We take up or give up, lift or put down, for specific purposes, but whichever we choose, the important thing is remembering that Lent is not about self-improvement—it is not New Year’s take two, a time to re-up on failed resolutions . . .
Silence reigns as everyone awkwardly stares at the floor, the ceiling, and into the ethereal middle distance between eyes. The clever ones bow heads and pretend to pray. But all are individually thinking about that thing draining their minds of life. That thing they will not share with the rest of the group.
The unspoken prayer request is a staple of protestant youth groups, CCD classes, college Bible studies, and church small groups. They are what remain after the public prayers are heard. They are the shame of our crisis. The sin we pretend is private. The blessing we fear will sound like a brag. The worry we hide. The sum total of all we don’t want others to know about us because we’re afraid of what they will think:
"I don’t want them to know that I struggle with this . . .”
“My problems are not as important as what she just said . . .”
“They’ll know I think about those things . . .”
“They will think that I am just complaining . . .”
“This too will pass. No need to have other people involved . . .”
“God knows what’s in my heart, so I don’t have to say it out loud.”
This last is the most Hell worthy, pretending to be holy, bullshit, cop-out we know.
To be clear: There are things you should keep to yourself. Sometimes, in some places, in some contexts, you should keep your God-loving mouth shut. But beyond those times of wise silence who do you trust? Who are you talking to about that-which-shall-not-be-named? If the answer is “no one,” your state of affairs is so much worse than you may have imaged.
The concept of the 3am friend is nothing new: the person you can call at three in the morning and they will be there physically, emotionally, and/or spiritually. The entire legal system in the Hebrew Bible was predicated on relationships within community, in terms of both not doing to others what you would have done to you, as well as the mitzvoth— acts of love and service— done not only for family, superiors, and social equals, but the marginalized and liminal: the poor, the widow, the orphan, the stranger.
We know that two heads are better than one, in work, in love, in laughter, in sadness.
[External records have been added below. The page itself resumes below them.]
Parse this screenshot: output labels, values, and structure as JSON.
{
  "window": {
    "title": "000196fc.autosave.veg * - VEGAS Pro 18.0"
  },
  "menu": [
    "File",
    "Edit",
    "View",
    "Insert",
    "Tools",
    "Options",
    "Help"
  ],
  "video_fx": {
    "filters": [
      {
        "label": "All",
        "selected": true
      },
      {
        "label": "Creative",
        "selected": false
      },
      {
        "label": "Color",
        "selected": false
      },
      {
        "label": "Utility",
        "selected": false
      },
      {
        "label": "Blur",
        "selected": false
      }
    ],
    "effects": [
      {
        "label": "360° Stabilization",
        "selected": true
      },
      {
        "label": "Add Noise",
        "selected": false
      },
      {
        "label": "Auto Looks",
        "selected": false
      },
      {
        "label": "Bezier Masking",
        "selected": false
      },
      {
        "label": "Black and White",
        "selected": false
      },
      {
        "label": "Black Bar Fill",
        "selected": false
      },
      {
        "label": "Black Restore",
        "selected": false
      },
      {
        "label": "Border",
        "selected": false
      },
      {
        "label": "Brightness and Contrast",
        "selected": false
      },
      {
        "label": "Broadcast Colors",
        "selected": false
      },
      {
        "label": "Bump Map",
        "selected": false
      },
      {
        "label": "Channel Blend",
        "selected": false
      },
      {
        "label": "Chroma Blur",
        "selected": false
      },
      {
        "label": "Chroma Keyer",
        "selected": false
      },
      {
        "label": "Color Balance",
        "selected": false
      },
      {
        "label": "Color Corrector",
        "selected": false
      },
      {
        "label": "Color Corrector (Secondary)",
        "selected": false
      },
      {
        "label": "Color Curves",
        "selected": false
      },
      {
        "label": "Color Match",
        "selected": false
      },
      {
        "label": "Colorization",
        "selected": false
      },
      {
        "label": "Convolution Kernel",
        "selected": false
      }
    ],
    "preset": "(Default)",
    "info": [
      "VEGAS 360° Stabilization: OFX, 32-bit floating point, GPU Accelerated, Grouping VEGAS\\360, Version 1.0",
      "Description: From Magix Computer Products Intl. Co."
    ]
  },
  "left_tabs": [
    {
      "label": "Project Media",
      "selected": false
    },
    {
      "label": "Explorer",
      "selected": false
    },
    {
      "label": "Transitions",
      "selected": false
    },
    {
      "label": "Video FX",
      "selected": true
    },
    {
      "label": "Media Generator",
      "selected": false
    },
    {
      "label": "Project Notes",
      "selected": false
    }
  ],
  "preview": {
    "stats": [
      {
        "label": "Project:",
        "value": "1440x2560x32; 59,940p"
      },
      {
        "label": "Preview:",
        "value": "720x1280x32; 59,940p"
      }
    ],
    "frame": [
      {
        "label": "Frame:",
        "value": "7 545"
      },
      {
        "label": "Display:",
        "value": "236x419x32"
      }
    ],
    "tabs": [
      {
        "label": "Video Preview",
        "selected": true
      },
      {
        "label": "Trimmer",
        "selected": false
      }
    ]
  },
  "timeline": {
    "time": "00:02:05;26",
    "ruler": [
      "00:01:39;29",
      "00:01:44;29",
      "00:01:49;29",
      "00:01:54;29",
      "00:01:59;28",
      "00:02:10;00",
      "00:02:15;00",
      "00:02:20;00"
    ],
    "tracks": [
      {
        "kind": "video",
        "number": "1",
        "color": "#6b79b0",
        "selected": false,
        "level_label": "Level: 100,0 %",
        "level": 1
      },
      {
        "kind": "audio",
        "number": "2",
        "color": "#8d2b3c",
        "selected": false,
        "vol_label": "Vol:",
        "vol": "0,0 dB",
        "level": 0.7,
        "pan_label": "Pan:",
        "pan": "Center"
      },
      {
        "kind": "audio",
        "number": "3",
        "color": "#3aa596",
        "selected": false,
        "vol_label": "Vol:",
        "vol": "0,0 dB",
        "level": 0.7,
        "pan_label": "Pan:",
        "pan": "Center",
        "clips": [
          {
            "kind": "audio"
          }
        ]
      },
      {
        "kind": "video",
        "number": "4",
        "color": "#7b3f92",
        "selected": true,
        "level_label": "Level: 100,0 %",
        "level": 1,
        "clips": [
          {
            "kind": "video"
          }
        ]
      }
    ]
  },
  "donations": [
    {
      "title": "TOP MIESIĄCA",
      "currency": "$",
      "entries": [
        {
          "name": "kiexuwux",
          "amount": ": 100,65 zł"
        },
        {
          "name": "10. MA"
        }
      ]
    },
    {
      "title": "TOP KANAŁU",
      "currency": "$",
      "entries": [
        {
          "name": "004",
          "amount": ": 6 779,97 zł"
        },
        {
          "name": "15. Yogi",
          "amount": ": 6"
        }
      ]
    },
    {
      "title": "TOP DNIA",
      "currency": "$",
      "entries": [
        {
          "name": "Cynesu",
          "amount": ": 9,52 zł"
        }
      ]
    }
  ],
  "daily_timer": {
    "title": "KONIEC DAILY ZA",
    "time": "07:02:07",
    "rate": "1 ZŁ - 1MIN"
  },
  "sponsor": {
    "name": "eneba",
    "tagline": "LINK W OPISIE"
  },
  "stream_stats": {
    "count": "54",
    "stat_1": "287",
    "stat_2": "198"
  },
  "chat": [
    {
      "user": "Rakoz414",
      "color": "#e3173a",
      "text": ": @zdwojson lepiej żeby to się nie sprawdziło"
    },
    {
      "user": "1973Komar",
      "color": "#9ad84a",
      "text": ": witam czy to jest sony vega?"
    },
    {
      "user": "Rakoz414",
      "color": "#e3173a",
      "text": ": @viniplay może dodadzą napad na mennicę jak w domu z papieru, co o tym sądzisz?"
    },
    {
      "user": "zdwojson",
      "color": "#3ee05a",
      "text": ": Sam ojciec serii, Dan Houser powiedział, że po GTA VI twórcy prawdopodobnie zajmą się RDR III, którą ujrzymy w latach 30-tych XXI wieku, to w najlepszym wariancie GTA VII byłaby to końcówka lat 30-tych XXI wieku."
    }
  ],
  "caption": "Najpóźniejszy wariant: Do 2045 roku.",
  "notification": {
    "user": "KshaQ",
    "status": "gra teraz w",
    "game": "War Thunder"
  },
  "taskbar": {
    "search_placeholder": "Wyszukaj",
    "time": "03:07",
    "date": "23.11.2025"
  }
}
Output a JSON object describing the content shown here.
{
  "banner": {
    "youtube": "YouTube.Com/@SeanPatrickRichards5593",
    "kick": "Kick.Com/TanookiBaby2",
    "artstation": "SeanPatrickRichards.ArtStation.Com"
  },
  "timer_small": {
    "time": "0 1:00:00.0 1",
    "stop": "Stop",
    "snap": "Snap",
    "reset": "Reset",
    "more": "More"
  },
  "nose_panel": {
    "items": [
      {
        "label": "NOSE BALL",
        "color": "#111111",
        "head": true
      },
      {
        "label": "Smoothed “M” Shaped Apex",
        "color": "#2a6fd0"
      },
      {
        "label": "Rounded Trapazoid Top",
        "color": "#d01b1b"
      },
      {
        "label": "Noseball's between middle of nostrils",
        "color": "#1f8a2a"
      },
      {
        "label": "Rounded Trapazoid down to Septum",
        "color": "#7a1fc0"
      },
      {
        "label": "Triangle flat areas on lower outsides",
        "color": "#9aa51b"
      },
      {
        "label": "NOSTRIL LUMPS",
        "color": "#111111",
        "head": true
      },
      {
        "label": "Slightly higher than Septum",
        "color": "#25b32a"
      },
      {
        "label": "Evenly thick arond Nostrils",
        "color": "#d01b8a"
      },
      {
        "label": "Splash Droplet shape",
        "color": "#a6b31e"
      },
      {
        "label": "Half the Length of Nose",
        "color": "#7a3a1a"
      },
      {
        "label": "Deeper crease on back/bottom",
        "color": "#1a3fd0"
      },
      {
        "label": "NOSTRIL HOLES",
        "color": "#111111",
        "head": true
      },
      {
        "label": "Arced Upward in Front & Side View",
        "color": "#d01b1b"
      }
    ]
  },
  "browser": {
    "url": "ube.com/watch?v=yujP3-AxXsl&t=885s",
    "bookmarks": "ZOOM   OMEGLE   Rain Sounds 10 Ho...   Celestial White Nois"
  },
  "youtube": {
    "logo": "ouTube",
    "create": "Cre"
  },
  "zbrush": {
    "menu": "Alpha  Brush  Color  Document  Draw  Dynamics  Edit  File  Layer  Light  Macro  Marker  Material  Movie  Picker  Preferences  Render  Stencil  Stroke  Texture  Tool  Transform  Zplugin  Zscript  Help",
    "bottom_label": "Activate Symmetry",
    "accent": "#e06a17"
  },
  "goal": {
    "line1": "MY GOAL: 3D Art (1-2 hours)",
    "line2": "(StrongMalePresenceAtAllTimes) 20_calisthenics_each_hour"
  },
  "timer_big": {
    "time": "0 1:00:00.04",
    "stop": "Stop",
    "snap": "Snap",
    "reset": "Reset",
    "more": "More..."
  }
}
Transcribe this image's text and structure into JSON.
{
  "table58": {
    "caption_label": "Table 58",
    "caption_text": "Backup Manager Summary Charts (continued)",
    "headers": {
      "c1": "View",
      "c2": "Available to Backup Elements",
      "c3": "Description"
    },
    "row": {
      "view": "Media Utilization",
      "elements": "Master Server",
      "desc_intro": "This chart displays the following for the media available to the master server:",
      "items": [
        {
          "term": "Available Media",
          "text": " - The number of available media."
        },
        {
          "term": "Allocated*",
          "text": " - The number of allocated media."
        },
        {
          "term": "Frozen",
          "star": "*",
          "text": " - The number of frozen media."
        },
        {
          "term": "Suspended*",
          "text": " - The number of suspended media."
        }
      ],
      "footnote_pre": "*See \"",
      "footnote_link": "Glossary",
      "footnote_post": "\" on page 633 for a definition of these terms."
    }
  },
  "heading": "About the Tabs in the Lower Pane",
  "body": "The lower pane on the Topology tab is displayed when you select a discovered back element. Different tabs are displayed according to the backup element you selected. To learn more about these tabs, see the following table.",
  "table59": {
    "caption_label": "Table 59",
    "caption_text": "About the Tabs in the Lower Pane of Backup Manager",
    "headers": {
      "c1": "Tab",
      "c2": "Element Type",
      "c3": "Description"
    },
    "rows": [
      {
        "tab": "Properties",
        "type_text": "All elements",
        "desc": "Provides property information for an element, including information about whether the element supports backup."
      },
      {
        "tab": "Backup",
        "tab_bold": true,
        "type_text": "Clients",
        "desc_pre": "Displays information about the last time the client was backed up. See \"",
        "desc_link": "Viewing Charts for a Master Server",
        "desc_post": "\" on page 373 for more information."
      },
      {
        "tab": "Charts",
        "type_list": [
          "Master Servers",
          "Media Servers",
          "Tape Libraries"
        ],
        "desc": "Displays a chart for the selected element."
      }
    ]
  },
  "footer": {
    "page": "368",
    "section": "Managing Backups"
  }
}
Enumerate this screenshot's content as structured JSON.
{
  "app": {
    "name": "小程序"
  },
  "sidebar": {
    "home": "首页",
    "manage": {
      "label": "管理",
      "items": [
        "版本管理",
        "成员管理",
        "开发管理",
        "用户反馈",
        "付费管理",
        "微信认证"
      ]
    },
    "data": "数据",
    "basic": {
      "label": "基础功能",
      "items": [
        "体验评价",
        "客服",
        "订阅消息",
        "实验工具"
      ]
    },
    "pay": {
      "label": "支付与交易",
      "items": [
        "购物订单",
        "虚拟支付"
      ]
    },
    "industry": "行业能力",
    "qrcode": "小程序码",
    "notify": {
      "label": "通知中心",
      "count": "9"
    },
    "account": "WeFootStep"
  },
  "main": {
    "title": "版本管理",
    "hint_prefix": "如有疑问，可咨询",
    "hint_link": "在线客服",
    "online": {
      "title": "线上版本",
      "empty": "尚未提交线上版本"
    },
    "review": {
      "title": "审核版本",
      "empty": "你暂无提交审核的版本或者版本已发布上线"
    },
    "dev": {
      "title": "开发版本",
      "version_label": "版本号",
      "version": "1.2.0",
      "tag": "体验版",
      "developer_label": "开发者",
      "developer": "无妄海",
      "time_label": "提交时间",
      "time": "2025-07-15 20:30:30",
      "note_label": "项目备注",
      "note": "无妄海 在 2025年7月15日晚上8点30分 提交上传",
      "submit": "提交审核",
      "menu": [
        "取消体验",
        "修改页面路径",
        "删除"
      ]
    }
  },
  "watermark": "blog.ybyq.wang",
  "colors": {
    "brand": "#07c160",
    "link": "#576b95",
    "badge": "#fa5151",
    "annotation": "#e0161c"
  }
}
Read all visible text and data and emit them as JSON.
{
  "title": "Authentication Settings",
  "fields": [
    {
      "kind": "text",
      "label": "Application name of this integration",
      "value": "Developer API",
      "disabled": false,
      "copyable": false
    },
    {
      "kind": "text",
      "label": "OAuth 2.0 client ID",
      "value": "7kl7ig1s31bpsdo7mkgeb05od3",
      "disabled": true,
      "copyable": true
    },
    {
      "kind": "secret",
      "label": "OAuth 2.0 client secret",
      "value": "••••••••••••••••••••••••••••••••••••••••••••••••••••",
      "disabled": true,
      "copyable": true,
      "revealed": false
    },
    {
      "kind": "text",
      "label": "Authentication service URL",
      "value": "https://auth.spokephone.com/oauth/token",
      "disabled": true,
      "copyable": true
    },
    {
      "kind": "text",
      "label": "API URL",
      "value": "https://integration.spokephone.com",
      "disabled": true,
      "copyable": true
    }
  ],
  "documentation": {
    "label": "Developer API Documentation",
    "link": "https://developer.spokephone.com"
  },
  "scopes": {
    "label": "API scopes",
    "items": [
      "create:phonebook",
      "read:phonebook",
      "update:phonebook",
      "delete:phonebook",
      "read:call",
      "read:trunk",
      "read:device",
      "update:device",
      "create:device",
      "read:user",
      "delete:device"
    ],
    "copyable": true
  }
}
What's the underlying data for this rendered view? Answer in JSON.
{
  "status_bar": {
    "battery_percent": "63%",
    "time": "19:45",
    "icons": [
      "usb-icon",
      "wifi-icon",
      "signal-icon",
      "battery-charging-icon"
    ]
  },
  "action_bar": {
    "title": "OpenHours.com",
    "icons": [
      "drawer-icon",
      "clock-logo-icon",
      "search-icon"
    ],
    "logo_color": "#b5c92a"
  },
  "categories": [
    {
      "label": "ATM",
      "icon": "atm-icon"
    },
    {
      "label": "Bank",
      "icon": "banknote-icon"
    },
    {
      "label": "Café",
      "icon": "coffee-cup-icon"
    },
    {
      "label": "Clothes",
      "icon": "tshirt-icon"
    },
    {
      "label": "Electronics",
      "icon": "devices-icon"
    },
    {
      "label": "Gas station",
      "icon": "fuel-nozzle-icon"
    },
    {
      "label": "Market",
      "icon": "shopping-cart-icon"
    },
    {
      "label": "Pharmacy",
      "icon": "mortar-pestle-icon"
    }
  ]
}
When we fall we need someone to lift us up, and God help the person who falls when they are alone. Even better is group of friends, for a threefold cord is not quickly broken (Ecclesiastes 4:9-12).
We know that healing comes through talking about our faults and troubles, and through praying with others (James 5:16); we know that time spent with other of the same mind is how we can push each other to do better in life (Hebrews 10:24-25); and we know that with all the talk about forgiving each other (Matthew 6:12-14, Mark 11:25, Luke 17:3-4, 2 Corinthians 2:10-11, Ephesians 4:32, Colossians 3:13) , know that we are called to love one another (John 13:34).
But to love each other we must allow others to love us. We must love ourselves by allowing other people into our lives. We must accept grace as much, if not more than, we extend it to others.
Perhaps we need to re-examine the value of friendship and community. We can’t go it alone. At least not well and not for long.
But what do we know. We made this game and you probably think we’re going to Hell.